There’s an interesting piece by Michael Connery at Kos about MySpace, social network sites and politics. There’s been a growing buzz about using these social networking sites for politics as campaigners and politicians have started to realise the ready-made communications tool that’s just sitting there waiting to be used.
Commentators have often assumed that this is just a tool to reach the places that other campaigns can’t reach – those hard to motivate late teens and early 20s. The study that Michael uses shows that actually there’s been a huge shift in visitors to myspace, and to other networking sites as well.
They found that:
as the [MySpace] has experienced dramatic visitor growth, it has become more popular among older Internet users. The most significant shift has occurred among teens 12-17, who accounted for 24.7 percent of the MySpace audience in August 2005, but today represent a much lower 11.9 percent of the site’s total audience. Conversely, Internet users between the ages of 35-54 now account for 40.6 percent of the MySpace visitor base, an 8.2 percentage point increase during the past year.
There were also less marked but still significant numbers of older users for other sites such as FaceBook.

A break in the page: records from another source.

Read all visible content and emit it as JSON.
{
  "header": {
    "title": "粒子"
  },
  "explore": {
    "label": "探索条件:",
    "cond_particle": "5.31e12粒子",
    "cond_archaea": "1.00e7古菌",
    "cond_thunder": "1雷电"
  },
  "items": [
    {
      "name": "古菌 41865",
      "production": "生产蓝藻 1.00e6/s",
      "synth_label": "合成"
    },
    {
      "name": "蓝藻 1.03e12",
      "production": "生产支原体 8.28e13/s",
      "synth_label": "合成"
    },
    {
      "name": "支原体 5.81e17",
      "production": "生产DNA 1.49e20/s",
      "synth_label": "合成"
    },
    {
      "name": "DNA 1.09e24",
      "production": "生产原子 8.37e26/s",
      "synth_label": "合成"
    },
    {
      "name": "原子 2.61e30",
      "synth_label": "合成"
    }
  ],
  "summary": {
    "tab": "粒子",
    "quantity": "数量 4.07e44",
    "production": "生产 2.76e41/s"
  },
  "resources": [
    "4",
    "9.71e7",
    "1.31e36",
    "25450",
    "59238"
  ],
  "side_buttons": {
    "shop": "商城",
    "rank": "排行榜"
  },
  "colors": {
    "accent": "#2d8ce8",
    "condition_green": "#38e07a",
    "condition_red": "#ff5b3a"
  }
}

This should change the way that campaigners think of using social networking sites. It’s not just an add on to reach the kids, micro-sites such as these should be considered as a serious part of a campaign’s communications strategy.